“It’s obvious that there was an irreparable breakdown in the relationship between the president and Sessions. I think that obviously got much worse following the appointment of the special counsel,” said Ian Prior, who until recently worked as a Justice Department spokesman under Sessions. “This is not something that people are going to be completely surprised about, but that doesn’t mean that they are going to be happy about it.”
Trump had also criticized Rosenstein at times over the Mueller probe, and the deputy attorney general had come under GOP fire after a report that he had discussed wearing a wire to secretly record Trump as part of a possible effort to remove him from office. Rosenstein denied the report.
Sessions’s removal triggered swift backlash from Democrats and other critics, who immediately saw an effort to quash Mueller’s probe, which the president has frequently criticized as a political “witch hunt” against him.
“No one is above the law and any effort to interfere with the special counsel’s investigation would be a gross abuse of power by the president,” said Sen. Mark Warner (Va.), the top Democrat on the Senate Intelligence Committee. “While the President may have the authority to replace the attorney general, this must not be the first step in an attempt to impede, obstruct or end the Mueller investigation.”
Republicans offered muted reaction to the news, praising Sessions, himself a former senator, for his service but largely withholding any reproach of the president.
Sen. Susan Collins (R-Maine), who has at times criticized Trump, wrote on Twitter that it is “imperative” the administration does not “impede” Mueller’s investigation and expressed concern that Rosenstein would no longer be overseeing the probe.
“It’s not up to me, Manu, to tell the president who to put in the Cabinet. They serve at his pleasure,” Senate Majority Leader Mitch McConnell (R-Ky.) told CNN’s Manu Raju on Wednesday morning, before Sessions’s departure was announced. “If he makes changes, we’ll be dealing with whoever is sent up.”

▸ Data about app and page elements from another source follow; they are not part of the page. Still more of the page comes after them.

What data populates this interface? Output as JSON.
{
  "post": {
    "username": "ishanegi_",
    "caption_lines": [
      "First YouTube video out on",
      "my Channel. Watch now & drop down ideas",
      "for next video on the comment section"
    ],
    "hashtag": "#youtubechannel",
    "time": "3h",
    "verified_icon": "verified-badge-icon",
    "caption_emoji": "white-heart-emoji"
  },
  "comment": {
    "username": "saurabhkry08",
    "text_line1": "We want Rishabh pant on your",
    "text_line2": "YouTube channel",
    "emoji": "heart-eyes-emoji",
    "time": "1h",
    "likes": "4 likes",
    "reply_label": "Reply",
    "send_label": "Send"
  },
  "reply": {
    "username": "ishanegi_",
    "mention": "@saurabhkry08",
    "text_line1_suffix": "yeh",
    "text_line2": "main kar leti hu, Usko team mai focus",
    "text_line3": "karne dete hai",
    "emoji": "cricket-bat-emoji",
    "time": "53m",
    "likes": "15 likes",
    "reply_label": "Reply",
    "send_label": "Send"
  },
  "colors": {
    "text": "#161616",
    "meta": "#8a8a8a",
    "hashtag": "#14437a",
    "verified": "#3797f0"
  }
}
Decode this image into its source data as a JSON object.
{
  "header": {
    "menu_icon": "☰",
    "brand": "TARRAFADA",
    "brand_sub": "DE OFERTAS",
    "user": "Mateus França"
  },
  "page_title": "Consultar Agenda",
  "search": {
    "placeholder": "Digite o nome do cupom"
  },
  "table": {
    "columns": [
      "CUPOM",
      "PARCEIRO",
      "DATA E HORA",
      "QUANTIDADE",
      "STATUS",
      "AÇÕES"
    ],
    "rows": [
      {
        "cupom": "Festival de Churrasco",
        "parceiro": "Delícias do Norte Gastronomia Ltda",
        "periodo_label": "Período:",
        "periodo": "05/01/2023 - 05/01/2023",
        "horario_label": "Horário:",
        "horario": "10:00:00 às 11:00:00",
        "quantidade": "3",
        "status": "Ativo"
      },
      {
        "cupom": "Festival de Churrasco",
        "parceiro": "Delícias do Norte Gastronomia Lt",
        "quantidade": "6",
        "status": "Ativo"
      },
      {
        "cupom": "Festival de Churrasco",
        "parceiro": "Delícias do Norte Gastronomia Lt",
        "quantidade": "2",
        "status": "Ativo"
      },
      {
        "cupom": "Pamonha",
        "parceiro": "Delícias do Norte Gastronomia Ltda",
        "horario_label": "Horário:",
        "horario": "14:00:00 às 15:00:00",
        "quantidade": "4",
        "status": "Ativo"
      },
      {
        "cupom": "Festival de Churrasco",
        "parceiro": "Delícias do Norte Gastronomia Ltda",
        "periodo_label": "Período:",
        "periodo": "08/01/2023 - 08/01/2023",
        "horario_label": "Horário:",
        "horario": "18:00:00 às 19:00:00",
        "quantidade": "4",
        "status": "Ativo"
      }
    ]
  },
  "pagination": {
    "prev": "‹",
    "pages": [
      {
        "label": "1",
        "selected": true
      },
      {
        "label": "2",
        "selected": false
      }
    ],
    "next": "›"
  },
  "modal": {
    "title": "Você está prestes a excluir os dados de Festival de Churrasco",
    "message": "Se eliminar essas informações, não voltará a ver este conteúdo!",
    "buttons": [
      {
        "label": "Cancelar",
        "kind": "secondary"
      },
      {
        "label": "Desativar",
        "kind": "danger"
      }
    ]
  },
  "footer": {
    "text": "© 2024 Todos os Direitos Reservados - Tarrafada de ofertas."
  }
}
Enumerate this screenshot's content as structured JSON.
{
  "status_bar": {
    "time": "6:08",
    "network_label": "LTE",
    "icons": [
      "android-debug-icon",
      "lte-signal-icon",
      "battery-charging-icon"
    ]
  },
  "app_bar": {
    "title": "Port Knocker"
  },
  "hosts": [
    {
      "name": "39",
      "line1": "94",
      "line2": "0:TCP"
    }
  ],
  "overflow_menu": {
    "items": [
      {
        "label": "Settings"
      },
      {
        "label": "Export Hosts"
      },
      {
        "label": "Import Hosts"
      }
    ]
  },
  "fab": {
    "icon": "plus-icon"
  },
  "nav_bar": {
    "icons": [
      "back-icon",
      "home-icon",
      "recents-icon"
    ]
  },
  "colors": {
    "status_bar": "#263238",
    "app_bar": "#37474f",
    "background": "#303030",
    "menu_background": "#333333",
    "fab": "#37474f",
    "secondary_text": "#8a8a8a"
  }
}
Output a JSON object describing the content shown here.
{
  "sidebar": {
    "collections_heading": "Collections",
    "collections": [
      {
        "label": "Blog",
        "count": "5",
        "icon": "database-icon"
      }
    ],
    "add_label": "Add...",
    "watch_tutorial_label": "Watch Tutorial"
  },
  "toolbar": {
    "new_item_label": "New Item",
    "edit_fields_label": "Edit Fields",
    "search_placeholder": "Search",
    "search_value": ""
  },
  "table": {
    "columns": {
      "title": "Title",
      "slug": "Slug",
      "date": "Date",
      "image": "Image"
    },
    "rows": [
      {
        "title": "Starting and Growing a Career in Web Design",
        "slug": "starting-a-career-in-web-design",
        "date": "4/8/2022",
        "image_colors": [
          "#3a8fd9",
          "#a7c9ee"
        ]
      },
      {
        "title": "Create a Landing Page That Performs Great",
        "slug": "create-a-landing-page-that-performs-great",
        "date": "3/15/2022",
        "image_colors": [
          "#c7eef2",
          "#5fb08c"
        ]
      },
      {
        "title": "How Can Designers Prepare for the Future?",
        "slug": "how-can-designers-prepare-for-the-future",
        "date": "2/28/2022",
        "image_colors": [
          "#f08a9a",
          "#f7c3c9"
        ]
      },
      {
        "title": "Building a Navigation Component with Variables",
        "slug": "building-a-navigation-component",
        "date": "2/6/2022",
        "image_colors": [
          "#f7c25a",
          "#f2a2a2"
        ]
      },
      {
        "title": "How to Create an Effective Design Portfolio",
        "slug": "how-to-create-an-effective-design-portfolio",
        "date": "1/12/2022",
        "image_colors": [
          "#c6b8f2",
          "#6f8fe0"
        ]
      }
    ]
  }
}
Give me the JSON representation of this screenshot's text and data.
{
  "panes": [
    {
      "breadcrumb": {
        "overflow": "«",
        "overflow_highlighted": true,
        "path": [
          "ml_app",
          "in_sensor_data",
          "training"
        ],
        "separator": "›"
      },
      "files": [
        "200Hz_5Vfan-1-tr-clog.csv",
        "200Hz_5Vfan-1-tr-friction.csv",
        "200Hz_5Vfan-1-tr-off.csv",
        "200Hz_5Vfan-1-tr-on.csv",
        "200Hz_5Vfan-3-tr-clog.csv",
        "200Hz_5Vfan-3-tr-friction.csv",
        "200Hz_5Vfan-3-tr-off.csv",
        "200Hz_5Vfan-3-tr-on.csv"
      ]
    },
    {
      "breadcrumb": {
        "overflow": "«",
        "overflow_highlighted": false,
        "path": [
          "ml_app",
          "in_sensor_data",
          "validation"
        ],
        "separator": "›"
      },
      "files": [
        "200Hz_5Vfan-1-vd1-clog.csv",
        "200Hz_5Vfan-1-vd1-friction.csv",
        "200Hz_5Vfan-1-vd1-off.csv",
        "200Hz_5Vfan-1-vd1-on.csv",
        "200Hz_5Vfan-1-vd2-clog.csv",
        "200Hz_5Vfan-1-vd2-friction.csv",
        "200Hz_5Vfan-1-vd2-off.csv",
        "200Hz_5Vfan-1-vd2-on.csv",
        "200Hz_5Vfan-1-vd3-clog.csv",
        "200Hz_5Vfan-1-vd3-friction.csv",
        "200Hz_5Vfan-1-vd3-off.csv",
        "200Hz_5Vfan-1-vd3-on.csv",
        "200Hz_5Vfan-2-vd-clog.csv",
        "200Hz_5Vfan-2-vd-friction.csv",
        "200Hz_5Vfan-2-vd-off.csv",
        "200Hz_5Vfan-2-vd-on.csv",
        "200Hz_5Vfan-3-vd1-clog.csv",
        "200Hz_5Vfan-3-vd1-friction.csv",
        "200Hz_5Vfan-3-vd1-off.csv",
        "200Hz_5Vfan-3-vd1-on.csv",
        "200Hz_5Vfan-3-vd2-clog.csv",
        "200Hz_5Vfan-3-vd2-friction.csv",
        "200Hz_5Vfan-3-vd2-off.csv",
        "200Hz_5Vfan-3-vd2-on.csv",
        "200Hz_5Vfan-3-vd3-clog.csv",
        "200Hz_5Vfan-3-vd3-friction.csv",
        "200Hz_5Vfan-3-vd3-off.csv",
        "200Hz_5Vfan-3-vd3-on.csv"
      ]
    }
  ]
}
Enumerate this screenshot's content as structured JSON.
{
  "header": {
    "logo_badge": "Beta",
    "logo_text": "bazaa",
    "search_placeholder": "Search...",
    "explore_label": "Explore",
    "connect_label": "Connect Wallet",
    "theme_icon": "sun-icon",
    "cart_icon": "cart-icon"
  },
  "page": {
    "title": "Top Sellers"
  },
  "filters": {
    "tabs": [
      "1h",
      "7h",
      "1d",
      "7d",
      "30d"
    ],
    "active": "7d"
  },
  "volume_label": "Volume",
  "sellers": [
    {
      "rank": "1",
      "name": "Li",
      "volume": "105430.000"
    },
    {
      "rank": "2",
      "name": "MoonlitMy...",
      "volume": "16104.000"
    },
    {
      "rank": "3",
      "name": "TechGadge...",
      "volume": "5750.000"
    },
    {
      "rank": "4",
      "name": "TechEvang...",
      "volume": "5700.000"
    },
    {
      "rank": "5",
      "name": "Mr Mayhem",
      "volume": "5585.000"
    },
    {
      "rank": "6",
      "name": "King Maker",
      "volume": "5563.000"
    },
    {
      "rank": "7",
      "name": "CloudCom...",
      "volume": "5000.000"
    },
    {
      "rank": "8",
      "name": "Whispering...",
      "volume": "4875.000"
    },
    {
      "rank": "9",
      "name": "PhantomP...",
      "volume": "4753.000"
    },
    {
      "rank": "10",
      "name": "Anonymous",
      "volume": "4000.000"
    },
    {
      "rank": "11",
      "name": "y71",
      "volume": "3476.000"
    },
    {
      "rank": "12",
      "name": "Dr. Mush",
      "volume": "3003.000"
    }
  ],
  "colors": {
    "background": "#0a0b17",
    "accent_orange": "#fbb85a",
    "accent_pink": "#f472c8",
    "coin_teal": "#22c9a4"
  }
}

The Justice Department said Whitaker, who criticized the very idea of a special counsel probe in an op-ed for The Hill, will now assume oversight as acting attorney general.
A former U.S. attorney for the Southern District of Iowa during the George W. Bush administration and one-time Senate candidate, Whitaker is viewed as a potential ally for the president in his critique of the Russia investigation.
Before joining the Trump administration, Whitaker penned an op-ed for CNN in which he argued Mueller’s investigation had gone “too far” after reports that the special counsel was probing the president’s financial records. The op-ed echoes much of the president’s own rhetoric used to characterize the Russia probe, raising concerns of it being a “witch hunt” that is damaging to the country.
Democrats have argued that Whitaker should recuse himself from the investigation, citing his past comments.
It is unclear who Trump will ultimately appoint to replace Sessions. He said Wednesday a permanent replacement would be nominated “at a later date.” It is possible that Trump may ultimately tap Whitaker, once rumored as a potential replacement for Rosenstein amid whispers of his own ouster, as a permanent occupant for the post.
Any nominee is likely to face a contentious confirmation battle, though the larger post-midterm Republican majority in the upper chamber makes it likely that the nomination would go through.
Sessions is among a flurry of top officials who have exited the Trump administration over the past two years. He joins former Secretary of State Rex Tillerson, two White House national security advisers and most recently U.S. Ambassador to the United Nations Nikki Haley in his departure.
It is possible Sessions’s exit could foretell other departures or firings. The president acknowledged earlier Wednesday that he was likely to make changes in his Cabinet, though he described it as common practice following an election.
“We’re looking at a lot of different things, including Cabinet. I’m very happy with most of my Cabinet. We’re looking at different people for different positions,” Trump said at a news conference in the East Room. “You know, it’s very common after the midterms. I didn’t want to do anything before the midterms.”